Data records for software interfaces
----------
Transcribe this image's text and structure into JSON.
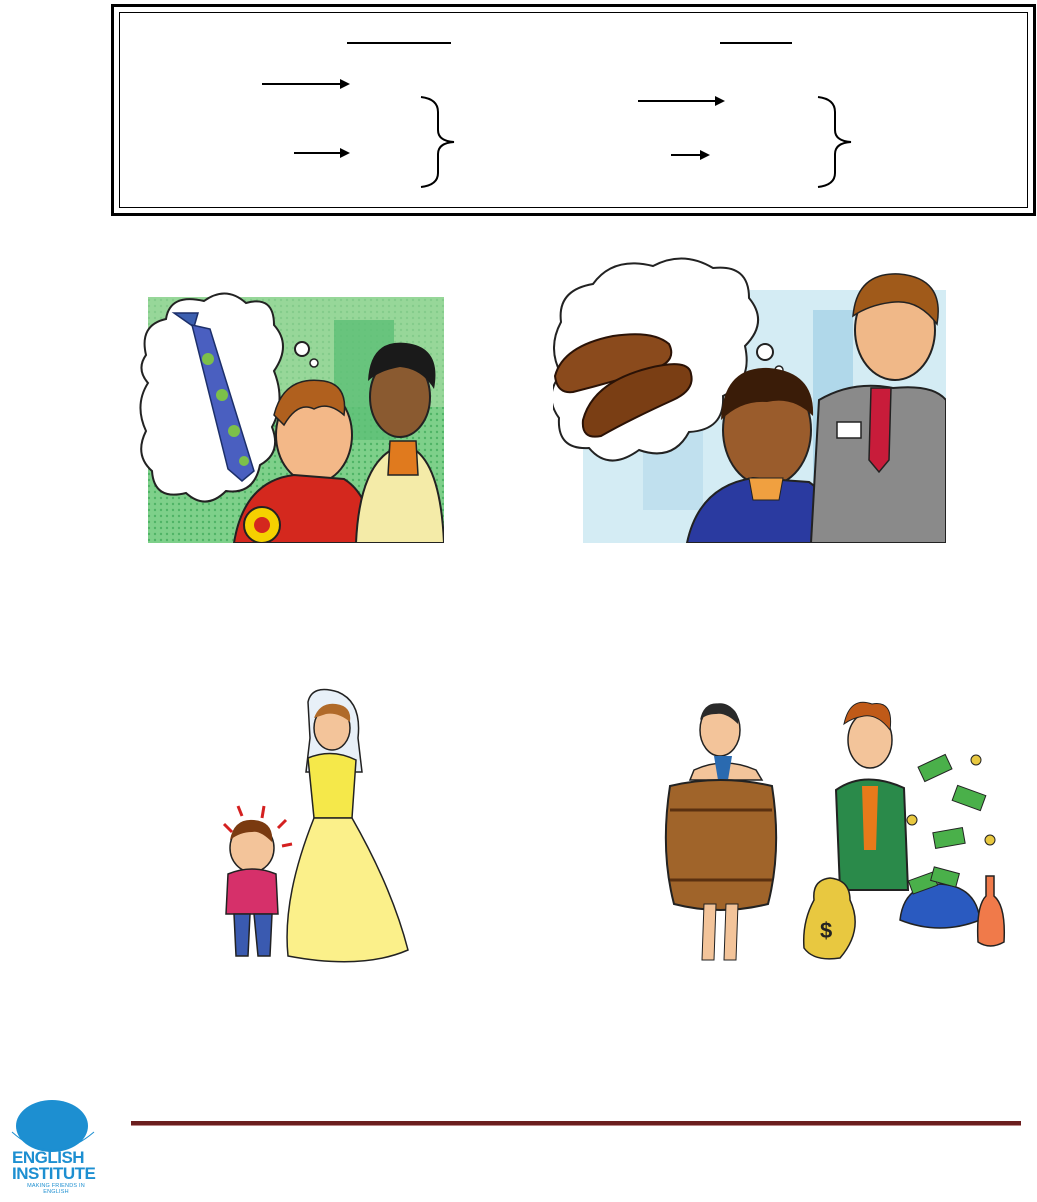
{
  "footer": {
    "logo_line1": "ENGLISH",
    "logo_line2": "INSTITUTE",
    "logo_tagline": "MAKING FRIENDS IN ENGLISH"
  },
  "colors": {
    "footer_rule": "#6b1e1e",
    "logo_blue": "#1d8fd1"
  },
  "illustrations": [
    {
      "name": "tie-thought-bubble-scene",
      "depicts": "boy thinking of a tie, saleswoman pointing"
    },
    {
      "name": "shoes-thought-bubble-scene",
      "depicts": "boy thinking of shoes, salesman pointing"
    },
    {
      "name": "short-man-and-bride",
      "depicts": "short man beside tall bride in yellow dress"
    },
    {
      "name": "poor-man-and-rich-man",
      "depicts": "man in barrel beside man with money"
    }
  ]
}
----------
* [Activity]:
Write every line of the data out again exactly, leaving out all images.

* [Task output]:
Transcribe this image's text and structure into JSON.
{
  "footer": {
    "logo_line1": "ENGLISH",
    "logo_line2": "INSTITUTE",
    "logo_tagline": "MAKING FRIENDS IN ENGLISH"
  },
  "colors": {
    "footer_rule": "#6b1e1e",
    "logo_blue": "#1d8fd1"
  },
  "illustrations": [
    {
      "name": "tie-thought-bubble-scene",
      "depicts": "boy thinking of a tie, saleswoman pointing"
    },
    {
      "name": "shoes-thought-bubble-scene",
      "depicts": "boy thinking of shoes, salesman pointing"
    },
    {
      "name": "short-man-and-bride",
      "depicts": "short man beside tall bride in yellow dress"
    },
    {
      "name": "poor-man-and-rich-man",
      "depicts": "man in barrel beside man with money"
    }
  ]
}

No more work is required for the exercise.